    Oh please please pretty please! We haven’t had a nice scandalous Third Amendment case since … the 1700’s maybe.

    And what else? Does Obama cheat at numbly-peg? Or sneak an unconstitutional peek during hide-and-seek during recesses?

    Hmmm. I don’t take all alleged violations of the law quite as seriously as you. I’ll happily agree Administration lawyers have overreached themselves in several instances, usually by assuming the parties they’ve charged with violating laws or regulations are guilty and that large fines should be paid far before courts have ruled, and that this ought to be slapped down — as seems to have happened. Other hand … that’s the path the entire American legal system has raced down during my lifetime, with the lawyers shouting out Indian war-whoops all the while, thoroughly enjoing themselves, whether Republican or Democrat.
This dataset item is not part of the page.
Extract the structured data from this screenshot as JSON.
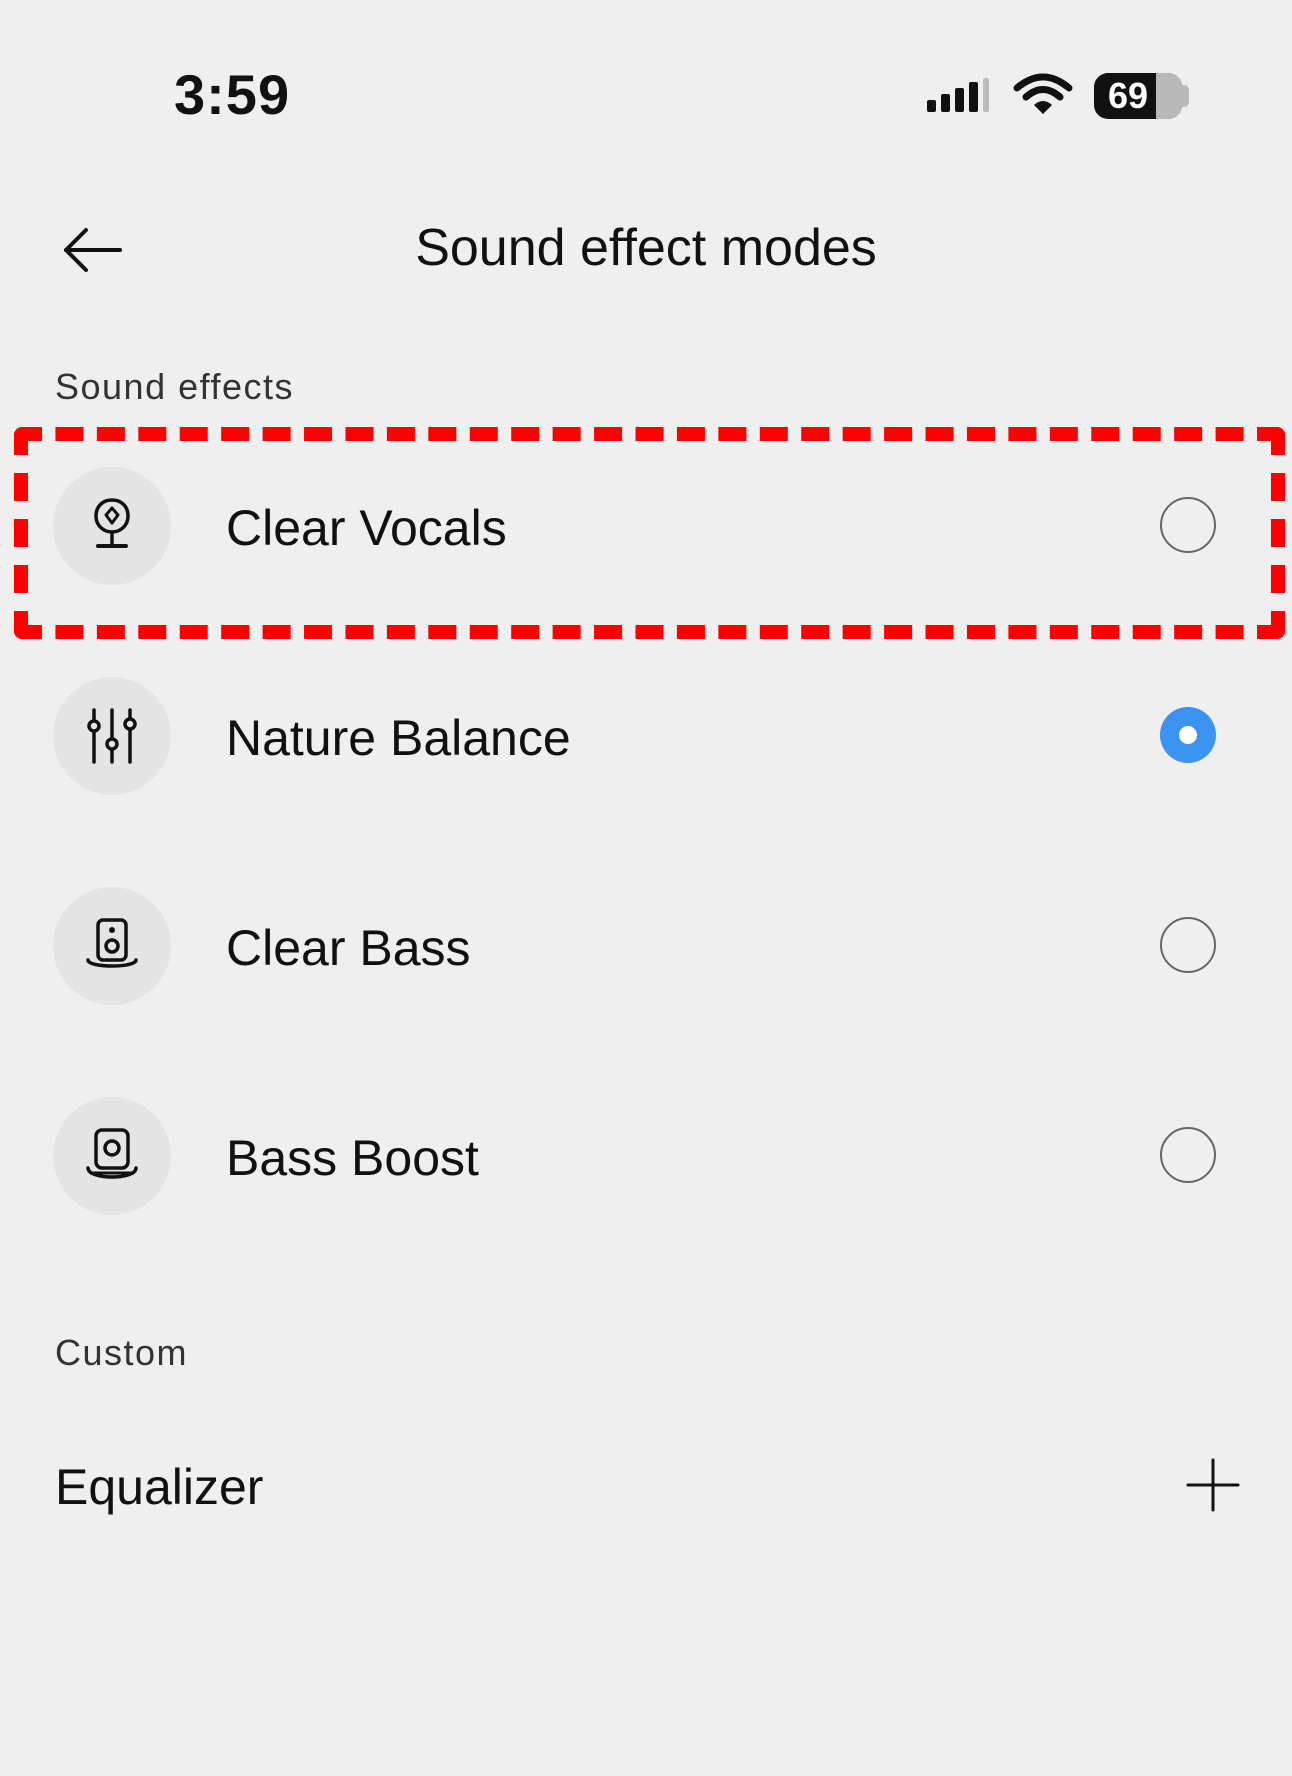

    Watch what happens if the boys in the local cop shop decide anybody driving a nice new expensive car like yours must be Up To No Good and it ought to be impounded just on suspicion. You’ll be out of a car within minutes, no matter what a court decides in another year or two. Because that’s the American Way, boss, and the cops have to have money for their ever-so-necessary anti-drug work, and who but a drug-dealing slimeball would disagree?

    So, sin didn’t begin with Obama.
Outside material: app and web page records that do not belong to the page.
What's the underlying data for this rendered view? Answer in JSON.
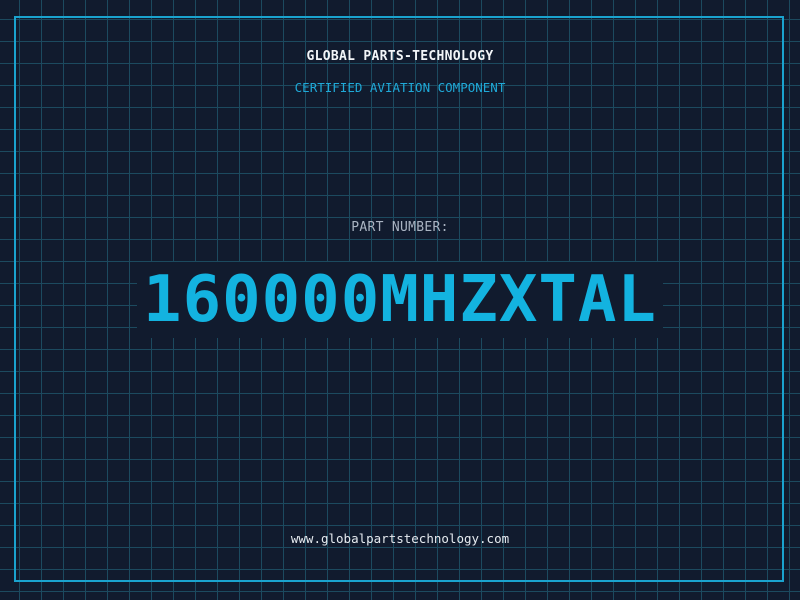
{
  "header": {
    "company": "GLOBAL PARTS-TECHNOLOGY",
    "subtitle": "CERTIFIED AVIATION COMPONENT"
  },
  "part": {
    "label": "PART NUMBER:",
    "number": "160000MHZXTAL"
  },
  "footer": {
    "url": "www.globalpartstechnology.com"
  },
  "colors": {
    "background": "#111b2e",
    "grid": "#1c4a5f",
    "accent": "#13b3e0",
    "frame": "#1aa3cf",
    "text": "#f2f5f8"
  }
}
    Moving on, I’ll tell you what strikes me about the Religious Freedom Restoration Act: Section 3B(2) (“the least restrictive means of furthering that compelling governmental interest”)
    is so vague as to be meaningless. Let’s consider: virtually everyone and his brother who thinks about the mechanics of providing healthcare for the entire country quickly comes to the conclusion that a single-payer (i.e., tax-supported) system is simpler and likely cheaper than any alternative. So, if we’re going to get an all encompassing healthcare system in this country, that’s the way to go. That’s what satisfies 3B(2), and nothing else. And we all know a single payer system isn’t politically possible, because passing such a law would turn every Republican in the country into a fire-breathing “Death to Socialists!” screaming kamikaze. So we’ve got Obamacare, an inferior healthcare substitute, because that’s the best we can do with our political system.

    And I have to say, it strikes healthcare actually IS a “compelling government interest”, and it isn’t going to tear the nation down any more than healthcare programs in Canada or Great Britain or France or Scandinavia, and if it makes a batch of Evangelical Christians unhappy because it conflicts with the things Jesus and Moses clearly said about IUDs and measles vaccinations, then that’s just too damned bad, and this is why we have a First Amendment which keeps religion out of government, so tough.

    So. I’m not a lawyer. Take this up with Doug Mataconis, perhaps, at OTB, who has voiced some reservations about the RFRA . But to me the law looks overly broad and vague, and I’m not convinced it ever had any real purpose other than to be a feel-good measure to give warm fuzzies to religious voters. Of which I’m not one.

  • Hmmm. I don’t take all alleged violations of the law quite as seriously as you.

    Nothing “alleged” about them. Every single Supreme Court defeat for the Obama Administration represents multiple violations of the law by them. The decisions are determinations that the law was broken.

  • What’s left? Unlawfully stationing troops in private houses?

    In a bizarre turn of events, they’ve been accused of just that in the form of surreptitiously installing data-collecting malware on phones and computers.

  • TastyBits

    @mike shupp

    … So we’ve got Obamacare, an inferior healthcare substitute, because that’s the best we can do with our political system.

    Obamacare is exactly what the Democrats wanted.

  • Zachriel

    …the words “person” and “whoever” include corporations, companies, associations, firms, partnerships, societies, and joint stock companies, as well as individuals;…

    It’s doubtful Congress intended to include corporations, but even then, corporations can’t be said to have religion, even if their majority stockholders have religion. The decision, combined with serious dysfunction in the legislature, will have many unintended consequences.

Leave a Comment